■ **Exercise goal**: From the records below, give the number of lines that contain the string "into", without any other text.

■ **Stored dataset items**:

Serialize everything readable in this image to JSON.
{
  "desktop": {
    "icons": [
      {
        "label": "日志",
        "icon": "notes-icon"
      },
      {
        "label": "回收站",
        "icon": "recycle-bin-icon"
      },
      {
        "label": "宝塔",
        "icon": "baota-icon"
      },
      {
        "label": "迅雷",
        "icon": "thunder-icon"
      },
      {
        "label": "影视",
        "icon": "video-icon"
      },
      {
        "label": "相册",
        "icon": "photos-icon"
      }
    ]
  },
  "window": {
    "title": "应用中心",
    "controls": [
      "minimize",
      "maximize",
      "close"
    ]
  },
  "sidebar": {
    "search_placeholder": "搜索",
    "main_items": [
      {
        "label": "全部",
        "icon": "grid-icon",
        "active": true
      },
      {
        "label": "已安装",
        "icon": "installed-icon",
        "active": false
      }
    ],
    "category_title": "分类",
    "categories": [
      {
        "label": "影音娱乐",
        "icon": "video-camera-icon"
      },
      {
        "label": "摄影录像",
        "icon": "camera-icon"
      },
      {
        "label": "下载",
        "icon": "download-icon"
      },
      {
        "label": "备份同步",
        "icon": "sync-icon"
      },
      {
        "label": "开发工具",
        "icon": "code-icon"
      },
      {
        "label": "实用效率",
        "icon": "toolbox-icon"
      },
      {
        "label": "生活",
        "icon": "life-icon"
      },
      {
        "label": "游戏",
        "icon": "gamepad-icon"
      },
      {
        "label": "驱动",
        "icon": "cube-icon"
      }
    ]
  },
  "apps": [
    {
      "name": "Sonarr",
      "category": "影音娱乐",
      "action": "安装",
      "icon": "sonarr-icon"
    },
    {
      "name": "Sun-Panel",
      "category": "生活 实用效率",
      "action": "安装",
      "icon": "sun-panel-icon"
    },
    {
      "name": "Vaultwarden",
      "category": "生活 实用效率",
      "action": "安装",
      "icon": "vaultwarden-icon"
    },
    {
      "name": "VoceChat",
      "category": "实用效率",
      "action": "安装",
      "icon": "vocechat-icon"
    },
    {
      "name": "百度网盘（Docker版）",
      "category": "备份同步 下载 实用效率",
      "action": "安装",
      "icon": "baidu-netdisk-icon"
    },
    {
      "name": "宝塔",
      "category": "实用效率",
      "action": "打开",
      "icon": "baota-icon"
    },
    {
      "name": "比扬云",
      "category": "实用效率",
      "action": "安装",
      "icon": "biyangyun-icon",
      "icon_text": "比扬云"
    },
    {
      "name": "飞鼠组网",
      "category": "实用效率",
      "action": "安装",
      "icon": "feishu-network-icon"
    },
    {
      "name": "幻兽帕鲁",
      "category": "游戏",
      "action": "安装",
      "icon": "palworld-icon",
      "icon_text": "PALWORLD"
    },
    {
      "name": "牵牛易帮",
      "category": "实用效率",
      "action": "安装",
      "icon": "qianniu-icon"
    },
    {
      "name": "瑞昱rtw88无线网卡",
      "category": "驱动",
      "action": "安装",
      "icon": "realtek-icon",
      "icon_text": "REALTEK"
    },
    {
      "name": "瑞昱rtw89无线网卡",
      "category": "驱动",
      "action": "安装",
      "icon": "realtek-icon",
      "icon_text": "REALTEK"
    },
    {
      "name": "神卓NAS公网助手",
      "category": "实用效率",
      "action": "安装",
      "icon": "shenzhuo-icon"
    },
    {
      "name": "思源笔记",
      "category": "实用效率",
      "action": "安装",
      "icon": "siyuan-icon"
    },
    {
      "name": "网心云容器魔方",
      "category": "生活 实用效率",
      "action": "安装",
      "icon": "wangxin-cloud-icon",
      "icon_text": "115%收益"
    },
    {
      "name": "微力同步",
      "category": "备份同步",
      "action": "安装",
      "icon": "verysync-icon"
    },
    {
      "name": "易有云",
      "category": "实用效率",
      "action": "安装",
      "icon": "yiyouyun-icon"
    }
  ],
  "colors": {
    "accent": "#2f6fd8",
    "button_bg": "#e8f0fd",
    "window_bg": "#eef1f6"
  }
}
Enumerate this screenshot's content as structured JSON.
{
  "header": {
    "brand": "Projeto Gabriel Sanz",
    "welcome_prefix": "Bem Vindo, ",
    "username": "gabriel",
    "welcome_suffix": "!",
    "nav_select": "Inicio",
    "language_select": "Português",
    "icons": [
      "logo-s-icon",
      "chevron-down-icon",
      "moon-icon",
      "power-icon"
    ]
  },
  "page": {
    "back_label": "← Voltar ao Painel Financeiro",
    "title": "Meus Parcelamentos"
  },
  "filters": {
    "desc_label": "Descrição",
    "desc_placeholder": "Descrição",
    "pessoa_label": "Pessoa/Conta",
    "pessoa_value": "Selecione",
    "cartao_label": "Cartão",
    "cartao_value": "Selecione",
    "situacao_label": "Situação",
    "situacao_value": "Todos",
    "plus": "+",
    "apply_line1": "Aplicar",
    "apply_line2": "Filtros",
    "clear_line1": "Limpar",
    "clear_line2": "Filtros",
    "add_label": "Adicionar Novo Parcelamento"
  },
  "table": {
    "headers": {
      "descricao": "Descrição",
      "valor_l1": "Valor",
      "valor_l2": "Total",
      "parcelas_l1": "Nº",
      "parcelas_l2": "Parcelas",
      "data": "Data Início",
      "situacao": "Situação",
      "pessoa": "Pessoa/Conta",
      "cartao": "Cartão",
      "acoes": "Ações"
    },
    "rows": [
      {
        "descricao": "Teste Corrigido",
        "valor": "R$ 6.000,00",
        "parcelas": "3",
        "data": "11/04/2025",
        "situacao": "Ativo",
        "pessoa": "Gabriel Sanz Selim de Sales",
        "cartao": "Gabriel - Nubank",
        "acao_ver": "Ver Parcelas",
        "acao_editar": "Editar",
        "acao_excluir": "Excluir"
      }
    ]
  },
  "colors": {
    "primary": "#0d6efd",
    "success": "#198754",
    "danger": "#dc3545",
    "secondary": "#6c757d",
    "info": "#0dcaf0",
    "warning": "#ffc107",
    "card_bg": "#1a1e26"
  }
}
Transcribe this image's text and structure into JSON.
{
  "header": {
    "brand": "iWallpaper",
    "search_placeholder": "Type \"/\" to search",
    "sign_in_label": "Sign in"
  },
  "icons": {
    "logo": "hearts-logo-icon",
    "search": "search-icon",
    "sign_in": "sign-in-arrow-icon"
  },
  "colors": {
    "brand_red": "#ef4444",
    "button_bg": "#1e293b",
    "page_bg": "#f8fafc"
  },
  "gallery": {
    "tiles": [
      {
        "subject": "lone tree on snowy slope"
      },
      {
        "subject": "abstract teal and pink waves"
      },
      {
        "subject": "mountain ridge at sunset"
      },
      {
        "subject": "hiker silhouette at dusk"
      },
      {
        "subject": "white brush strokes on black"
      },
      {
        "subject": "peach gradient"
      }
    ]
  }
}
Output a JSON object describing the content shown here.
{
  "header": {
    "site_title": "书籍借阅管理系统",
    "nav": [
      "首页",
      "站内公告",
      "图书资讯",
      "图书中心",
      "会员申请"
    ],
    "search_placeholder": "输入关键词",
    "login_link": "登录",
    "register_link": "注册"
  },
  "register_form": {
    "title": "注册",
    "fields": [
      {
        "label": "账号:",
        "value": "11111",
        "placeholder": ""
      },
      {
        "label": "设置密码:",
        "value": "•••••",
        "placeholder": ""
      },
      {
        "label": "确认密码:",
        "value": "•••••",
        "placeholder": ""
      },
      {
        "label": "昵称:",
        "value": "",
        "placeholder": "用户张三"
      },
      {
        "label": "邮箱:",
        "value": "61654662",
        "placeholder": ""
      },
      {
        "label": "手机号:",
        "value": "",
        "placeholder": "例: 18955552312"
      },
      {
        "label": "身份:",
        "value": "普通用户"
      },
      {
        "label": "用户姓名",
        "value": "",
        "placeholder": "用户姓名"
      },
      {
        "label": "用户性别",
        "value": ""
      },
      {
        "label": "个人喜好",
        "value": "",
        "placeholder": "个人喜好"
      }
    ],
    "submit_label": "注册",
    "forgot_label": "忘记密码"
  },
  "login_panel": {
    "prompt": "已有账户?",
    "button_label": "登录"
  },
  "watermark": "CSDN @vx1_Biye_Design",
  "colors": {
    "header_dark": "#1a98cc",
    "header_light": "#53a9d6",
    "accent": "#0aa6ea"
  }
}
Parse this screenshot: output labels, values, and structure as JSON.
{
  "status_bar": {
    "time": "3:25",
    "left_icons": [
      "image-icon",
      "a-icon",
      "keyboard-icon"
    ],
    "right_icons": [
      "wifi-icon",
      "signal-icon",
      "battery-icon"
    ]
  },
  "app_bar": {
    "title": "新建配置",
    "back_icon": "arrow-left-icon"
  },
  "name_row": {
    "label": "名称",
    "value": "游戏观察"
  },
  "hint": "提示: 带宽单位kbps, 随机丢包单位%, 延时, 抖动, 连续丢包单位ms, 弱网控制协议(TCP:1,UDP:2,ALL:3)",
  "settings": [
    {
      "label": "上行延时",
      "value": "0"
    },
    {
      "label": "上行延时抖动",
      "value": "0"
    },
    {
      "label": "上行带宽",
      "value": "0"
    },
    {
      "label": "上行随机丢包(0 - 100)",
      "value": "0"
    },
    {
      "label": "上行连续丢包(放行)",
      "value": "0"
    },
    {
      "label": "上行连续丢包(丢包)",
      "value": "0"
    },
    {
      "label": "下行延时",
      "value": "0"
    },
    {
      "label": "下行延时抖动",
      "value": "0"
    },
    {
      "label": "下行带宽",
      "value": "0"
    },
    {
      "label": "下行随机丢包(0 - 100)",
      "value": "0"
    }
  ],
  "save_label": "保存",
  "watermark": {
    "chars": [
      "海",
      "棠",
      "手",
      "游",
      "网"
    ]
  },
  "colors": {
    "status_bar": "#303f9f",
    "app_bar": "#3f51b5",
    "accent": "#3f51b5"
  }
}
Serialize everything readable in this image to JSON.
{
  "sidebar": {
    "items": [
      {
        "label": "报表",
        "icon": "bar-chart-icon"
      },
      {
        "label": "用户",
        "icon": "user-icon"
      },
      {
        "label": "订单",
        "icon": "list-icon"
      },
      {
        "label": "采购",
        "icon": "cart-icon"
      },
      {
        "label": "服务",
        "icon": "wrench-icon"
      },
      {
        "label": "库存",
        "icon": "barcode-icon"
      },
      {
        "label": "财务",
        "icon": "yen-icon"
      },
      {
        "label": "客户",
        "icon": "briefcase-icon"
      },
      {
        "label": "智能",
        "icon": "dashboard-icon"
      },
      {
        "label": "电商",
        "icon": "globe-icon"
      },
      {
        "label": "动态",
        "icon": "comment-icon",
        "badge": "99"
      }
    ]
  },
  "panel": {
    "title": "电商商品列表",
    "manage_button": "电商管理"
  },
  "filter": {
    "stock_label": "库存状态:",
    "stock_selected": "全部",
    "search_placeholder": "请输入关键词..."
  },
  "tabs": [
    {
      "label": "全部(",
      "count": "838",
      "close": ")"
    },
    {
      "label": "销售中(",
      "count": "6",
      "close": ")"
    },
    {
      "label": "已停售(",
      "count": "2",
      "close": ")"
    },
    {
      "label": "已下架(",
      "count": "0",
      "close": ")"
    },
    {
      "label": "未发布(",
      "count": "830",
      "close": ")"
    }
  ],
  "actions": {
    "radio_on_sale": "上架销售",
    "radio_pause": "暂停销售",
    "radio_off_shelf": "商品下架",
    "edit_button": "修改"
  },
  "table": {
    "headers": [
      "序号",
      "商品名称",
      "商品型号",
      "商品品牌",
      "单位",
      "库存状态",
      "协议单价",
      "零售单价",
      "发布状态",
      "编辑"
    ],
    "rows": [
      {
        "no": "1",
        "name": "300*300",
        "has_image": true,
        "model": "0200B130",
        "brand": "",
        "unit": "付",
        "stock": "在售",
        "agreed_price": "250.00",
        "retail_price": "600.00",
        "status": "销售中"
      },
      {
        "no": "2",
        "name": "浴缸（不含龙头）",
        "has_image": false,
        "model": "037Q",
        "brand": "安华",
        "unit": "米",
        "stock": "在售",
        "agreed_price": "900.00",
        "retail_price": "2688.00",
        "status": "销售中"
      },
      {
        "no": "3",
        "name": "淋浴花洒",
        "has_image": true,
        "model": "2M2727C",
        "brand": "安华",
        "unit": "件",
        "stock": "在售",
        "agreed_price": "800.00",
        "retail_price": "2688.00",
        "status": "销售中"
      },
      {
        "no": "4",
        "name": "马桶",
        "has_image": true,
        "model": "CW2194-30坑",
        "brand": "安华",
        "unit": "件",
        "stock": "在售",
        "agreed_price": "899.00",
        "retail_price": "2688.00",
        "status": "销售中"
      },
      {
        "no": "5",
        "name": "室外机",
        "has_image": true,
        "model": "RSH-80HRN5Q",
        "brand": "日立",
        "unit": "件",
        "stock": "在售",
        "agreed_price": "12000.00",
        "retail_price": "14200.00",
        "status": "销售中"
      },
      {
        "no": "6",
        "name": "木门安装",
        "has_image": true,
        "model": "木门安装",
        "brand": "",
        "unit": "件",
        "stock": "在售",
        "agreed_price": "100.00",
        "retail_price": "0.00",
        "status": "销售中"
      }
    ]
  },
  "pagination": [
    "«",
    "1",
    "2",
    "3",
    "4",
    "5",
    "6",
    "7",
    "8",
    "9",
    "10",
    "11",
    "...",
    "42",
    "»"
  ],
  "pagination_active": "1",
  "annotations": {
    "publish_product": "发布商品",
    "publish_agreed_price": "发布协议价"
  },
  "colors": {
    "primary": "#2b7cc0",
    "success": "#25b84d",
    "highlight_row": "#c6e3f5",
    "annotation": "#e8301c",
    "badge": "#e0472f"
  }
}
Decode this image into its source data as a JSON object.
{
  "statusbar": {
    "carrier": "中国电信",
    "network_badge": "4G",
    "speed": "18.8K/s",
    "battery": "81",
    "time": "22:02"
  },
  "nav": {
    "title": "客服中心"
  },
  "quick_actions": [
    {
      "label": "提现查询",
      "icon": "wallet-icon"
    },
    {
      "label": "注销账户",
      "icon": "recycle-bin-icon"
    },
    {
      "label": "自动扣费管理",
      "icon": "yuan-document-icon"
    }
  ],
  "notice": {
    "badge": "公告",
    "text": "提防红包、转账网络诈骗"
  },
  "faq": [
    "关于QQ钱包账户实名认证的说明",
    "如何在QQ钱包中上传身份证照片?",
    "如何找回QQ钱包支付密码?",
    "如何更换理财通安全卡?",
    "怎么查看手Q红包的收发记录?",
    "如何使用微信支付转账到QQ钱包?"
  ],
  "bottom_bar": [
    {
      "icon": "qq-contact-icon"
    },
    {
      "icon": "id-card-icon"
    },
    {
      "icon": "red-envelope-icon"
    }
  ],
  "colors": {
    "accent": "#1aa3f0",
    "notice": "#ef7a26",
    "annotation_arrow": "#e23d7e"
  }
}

■ **Your solution**: 2